■ YOUR OBJECTIVE: Here are some records; copy every line that holds the word "text".

(Website and app data records)
····················

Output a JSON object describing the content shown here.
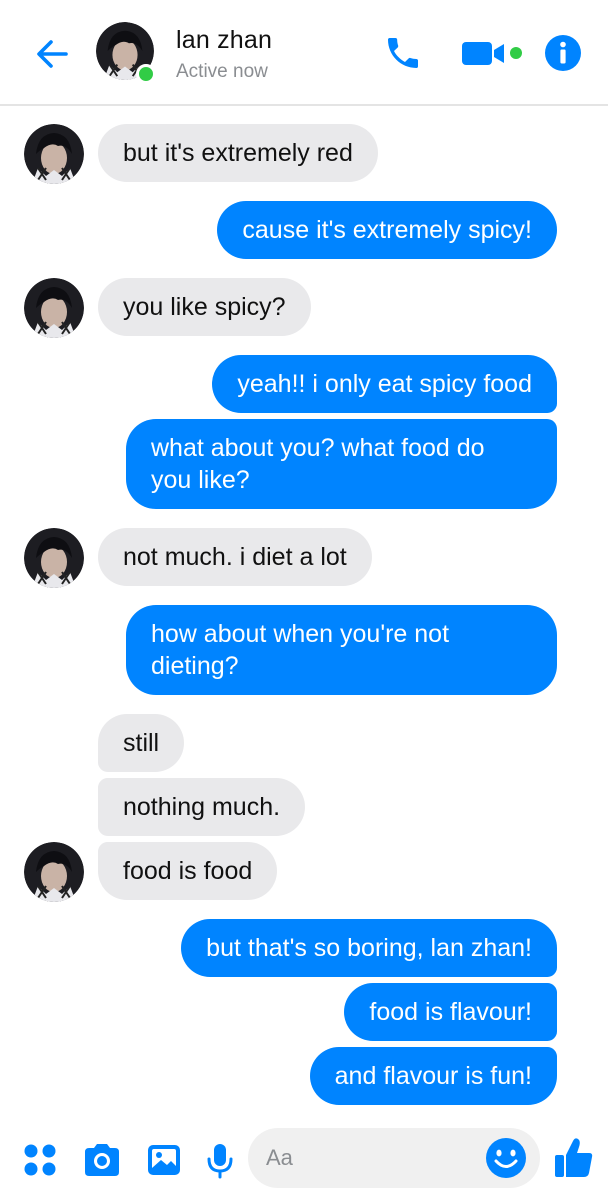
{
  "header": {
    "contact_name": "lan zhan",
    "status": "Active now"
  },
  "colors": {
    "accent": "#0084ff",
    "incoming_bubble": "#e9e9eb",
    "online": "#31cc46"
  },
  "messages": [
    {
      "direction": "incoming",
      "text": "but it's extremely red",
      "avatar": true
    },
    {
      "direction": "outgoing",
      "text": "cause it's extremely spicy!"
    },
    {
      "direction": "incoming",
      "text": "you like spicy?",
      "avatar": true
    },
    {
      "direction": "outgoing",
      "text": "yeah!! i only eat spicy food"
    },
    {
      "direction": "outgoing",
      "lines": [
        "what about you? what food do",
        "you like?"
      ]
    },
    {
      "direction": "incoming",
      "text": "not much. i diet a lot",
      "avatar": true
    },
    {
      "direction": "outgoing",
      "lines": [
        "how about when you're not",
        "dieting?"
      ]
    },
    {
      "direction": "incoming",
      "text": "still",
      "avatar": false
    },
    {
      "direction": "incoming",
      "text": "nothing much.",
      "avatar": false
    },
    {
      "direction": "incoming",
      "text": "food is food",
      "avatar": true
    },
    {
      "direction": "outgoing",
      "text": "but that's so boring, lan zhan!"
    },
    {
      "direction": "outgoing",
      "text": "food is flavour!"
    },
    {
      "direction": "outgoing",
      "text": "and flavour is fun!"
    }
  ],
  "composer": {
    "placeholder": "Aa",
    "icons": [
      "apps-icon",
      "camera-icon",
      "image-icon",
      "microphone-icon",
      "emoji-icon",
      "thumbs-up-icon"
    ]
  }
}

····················

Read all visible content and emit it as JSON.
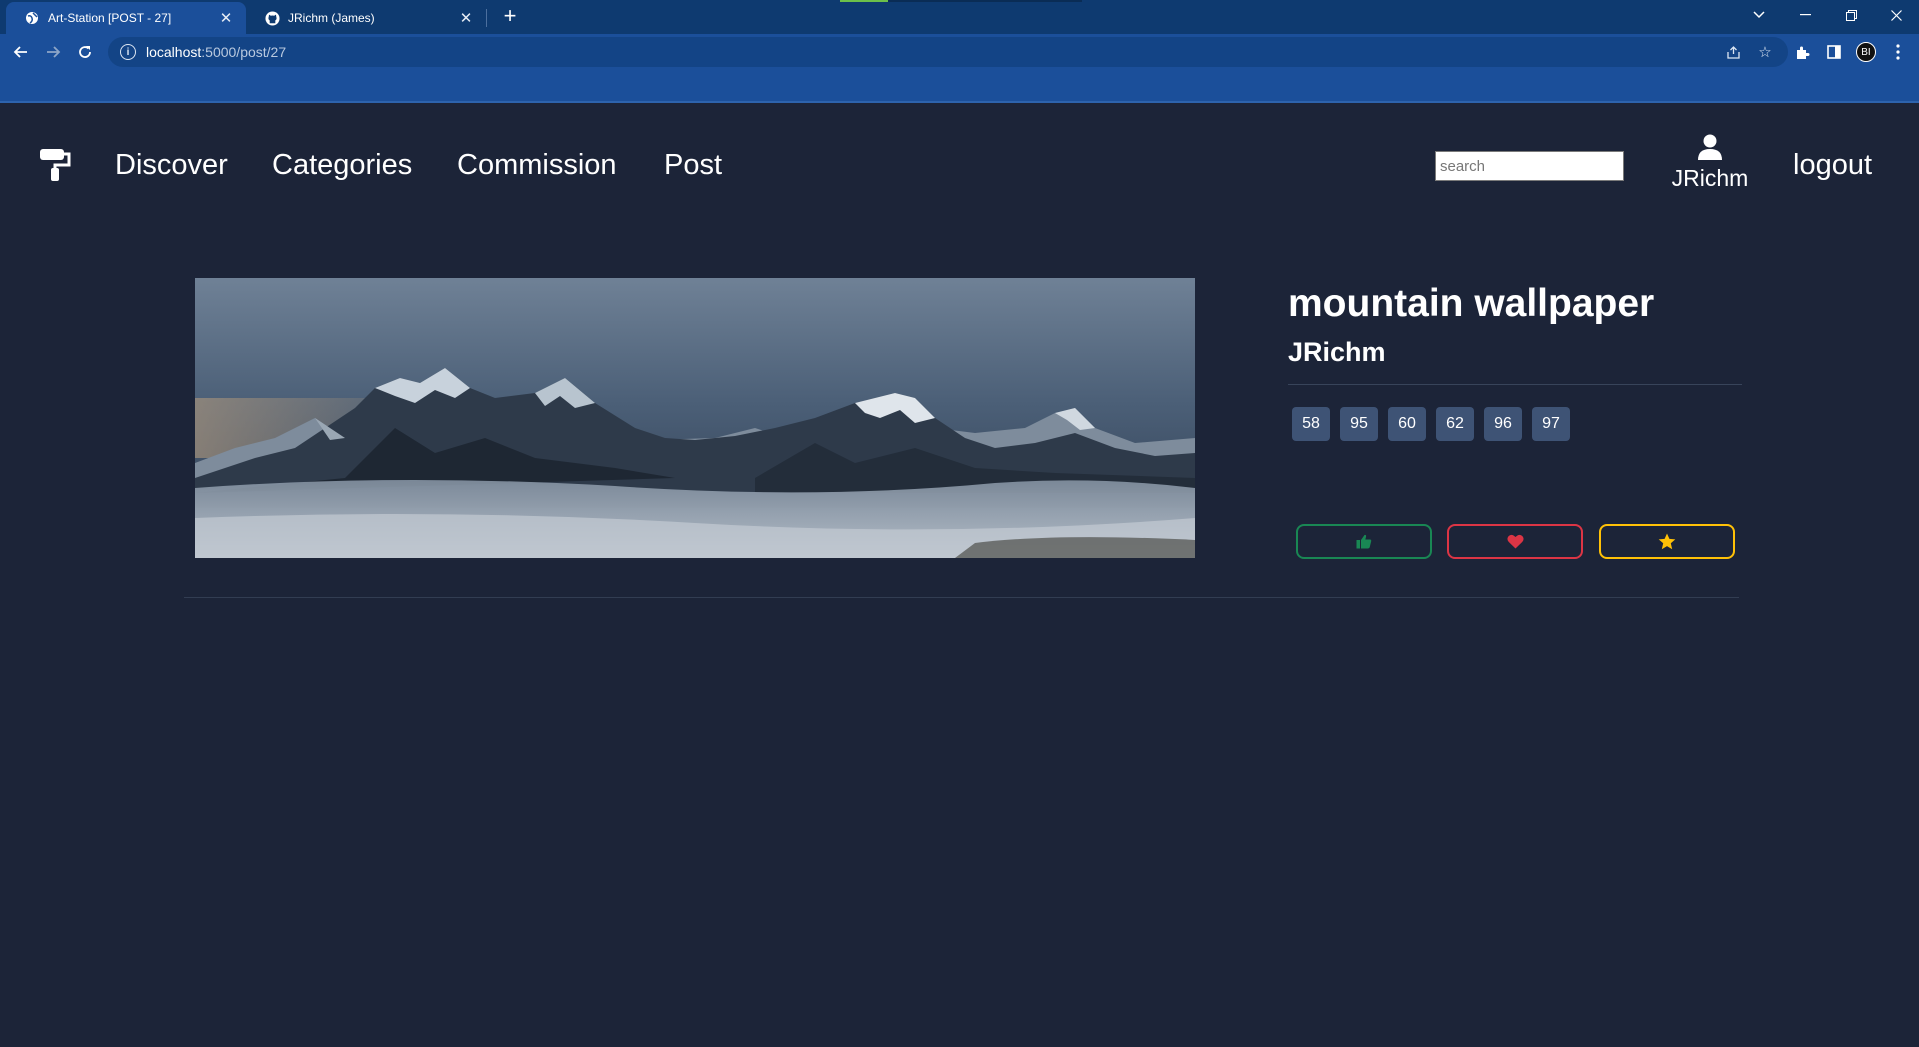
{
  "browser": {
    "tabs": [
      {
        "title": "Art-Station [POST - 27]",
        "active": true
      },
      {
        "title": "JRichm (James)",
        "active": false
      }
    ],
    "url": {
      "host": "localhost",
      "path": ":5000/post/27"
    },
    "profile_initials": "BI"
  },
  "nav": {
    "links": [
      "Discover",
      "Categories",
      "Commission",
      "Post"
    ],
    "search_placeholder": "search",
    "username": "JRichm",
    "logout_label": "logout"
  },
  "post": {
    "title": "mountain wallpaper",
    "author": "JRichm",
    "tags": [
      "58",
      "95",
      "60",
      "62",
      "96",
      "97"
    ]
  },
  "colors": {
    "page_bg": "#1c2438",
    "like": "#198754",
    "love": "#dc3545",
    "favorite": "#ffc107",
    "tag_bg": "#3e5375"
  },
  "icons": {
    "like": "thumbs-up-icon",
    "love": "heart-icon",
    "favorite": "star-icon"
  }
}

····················

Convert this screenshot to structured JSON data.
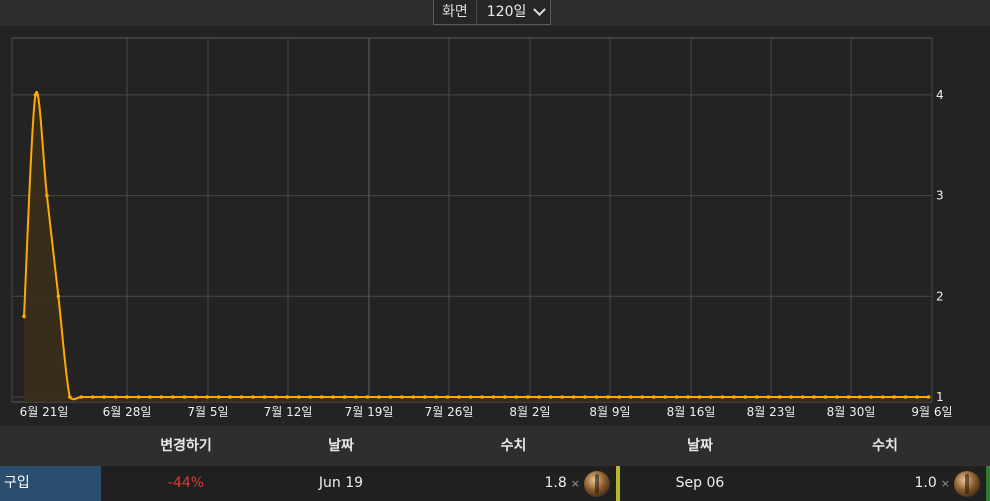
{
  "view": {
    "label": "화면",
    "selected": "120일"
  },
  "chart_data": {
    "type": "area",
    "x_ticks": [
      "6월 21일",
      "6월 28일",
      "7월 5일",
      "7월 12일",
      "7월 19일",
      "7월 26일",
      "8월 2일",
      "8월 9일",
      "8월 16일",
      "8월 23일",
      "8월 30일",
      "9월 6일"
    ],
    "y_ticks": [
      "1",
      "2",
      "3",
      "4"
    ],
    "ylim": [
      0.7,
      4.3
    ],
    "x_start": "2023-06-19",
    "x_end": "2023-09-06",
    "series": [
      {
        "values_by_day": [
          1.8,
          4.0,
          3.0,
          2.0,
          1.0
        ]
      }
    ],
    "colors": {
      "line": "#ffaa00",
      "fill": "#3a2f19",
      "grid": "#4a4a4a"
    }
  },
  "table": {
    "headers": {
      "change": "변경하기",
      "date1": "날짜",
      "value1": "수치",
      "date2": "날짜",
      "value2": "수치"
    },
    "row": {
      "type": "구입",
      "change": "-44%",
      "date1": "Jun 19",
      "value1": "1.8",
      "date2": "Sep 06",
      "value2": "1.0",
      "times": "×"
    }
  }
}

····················

■ RESPONSE TO THE TASK:
      "text": "but it's extremely red",
      "text": "cause it's extremely spicy!"
      "text": "you like spicy?",
      "text": "yeah!! i only eat spicy food"
      "text": "not much. i diet a lot",
      "text": "still",
      "text": "nothing much.",
      "text": "food is food",
      "text": "but that's so boring, lan zhan!"
      "text": "food is flavour!"
      "text": "and flavour is fun!"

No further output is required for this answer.